Wow! It’s amazing what artists can do with overhead projectors! Manual Cinema, a Chicago-based company that specializes in shadow puppetry, elevated the largely forgotten overhead projector into a splendid storytelling device, using impeccable timing and imagination to enhance the Oregon Symphony’s presentation of Hansel and Gretel on Saturday, February 2, at the Arlene Schnitzer Concert Hall. The imaginative visual component provided by Manual Cinema worked seamlessly with the orchestra, under Music Director Carlos Kalmar, and a stellar line-up of soloists to wonderfully convey Engelbert Humperdinck’s opera in a refreshing way.

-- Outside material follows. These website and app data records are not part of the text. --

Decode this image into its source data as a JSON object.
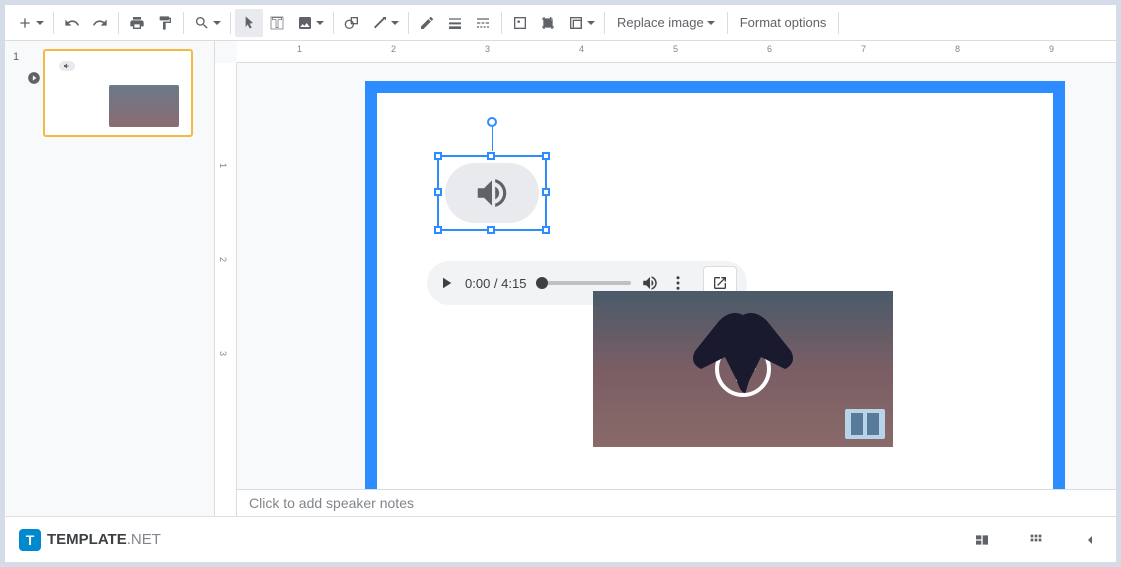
{
  "toolbar": {
    "replace_image": "Replace image",
    "format_options": "Format options"
  },
  "sidebar": {
    "slide_number": "1"
  },
  "audio_player": {
    "current_time": "0:00",
    "duration": "4:15",
    "time_display": "0:00 / 4:15"
  },
  "ruler": {
    "h": [
      "1",
      "2",
      "3",
      "4",
      "5",
      "6",
      "7",
      "8",
      "9"
    ],
    "v": [
      "1",
      "2",
      "3"
    ]
  },
  "notes": {
    "placeholder": "Click to add speaker notes"
  },
  "footer": {
    "brand": "TEMPLATE",
    "tld": ".NET"
  }
}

Hansel and Gretel has been a staple of opera houses everywhere since its premiere in 1893, due to its beautiful music and charming story of two children, who get lost in the woods and almost gobbled up by a gingerbread witch. However, the storyline, based on one of Grimms’ Fairy Tales, has a serious undercurrent, because the children’s family is poor and on the brink of starvation. With nothing in the house to eat, the mother, in a pitch of anger over the children’s frivolous behavior, sends them into the forest to pick strawberries.
The Oregon Symphony’s production of Hansel and Gretel marked its North American premiere (the original version was presented at the La Monnaie De Munt, Brussels) as part of the orchestra’s SoundStories series. Several black-clad puppeteers stood next to four overhead projectors that were lined up in front of a screen behind the orchestra on the left side of the stage. The puppeteers deftly handled a complicated series of cutouts and also did live-action segments – all of which was projected onto a large screen centered on the back wall. All of the images, including the live-acting flowed seamlessly in sync with the music in a balletic way with no glitches of any sort.

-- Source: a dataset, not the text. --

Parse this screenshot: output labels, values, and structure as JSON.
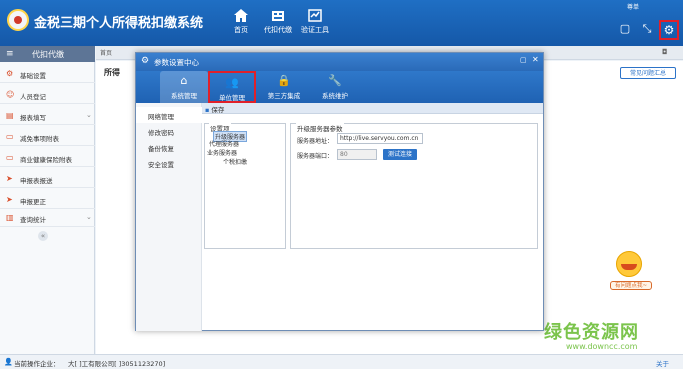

A superb slate of singers portrayed all of the characters with panache. The voices of Chelsea Duval-Major as Hansel and Maeve Höglund as Gretel complimented each other perfectly, highlighting their collaboration with the “Angel’s Prayer” and the duet to celebrate the witch’s death. Jenny Schuler created the stern mother, who realizes the gravity of her mistake after the warm-hearted father, Gregory Dahl, arrives home with food that he had bundled together after dumpster diving. The sparkling, clear voice of Yungee Rhie wonderfully delivered the goods in the roles of the Sandman and the Dew Fairy. John Easterlin gave a tour-de-force performance as the Witch, punctuating his stentorian lines with an incredibly entertaining combination of cackles. The voices of the freed children were conveyed with distinction by the Pacific Youth Choir.
The orchestra performed outstandingly from beginning to end with terrific emotion that provided the connective tissue for the entire enterprise. Every section was on top of its game. It was fun to watch percussionist Niel DePonte play the cuckoo whistle for one of the forest scenes.
It was too bad that the supertitles had to be placed on either side of the orchestra rather than above the large screen, but that arrangement is the only one that works in the hall. The amplification of the singers muddied the diction a bit, but it was necessary due to limited rest for the singers between performances.
Bringing an opera into the concert hall with the visual aid of a group like Manual Cinema is much cheaper than doing a full-blown opera production. The success of Hansel and Gretel makes me want to hear more. Perhaps there is a way for The Oregon Symphony to commission another such endeavor. Just think of the possibilities! Well, you could reach for the sky with a complete Ring Cycle. Hmm…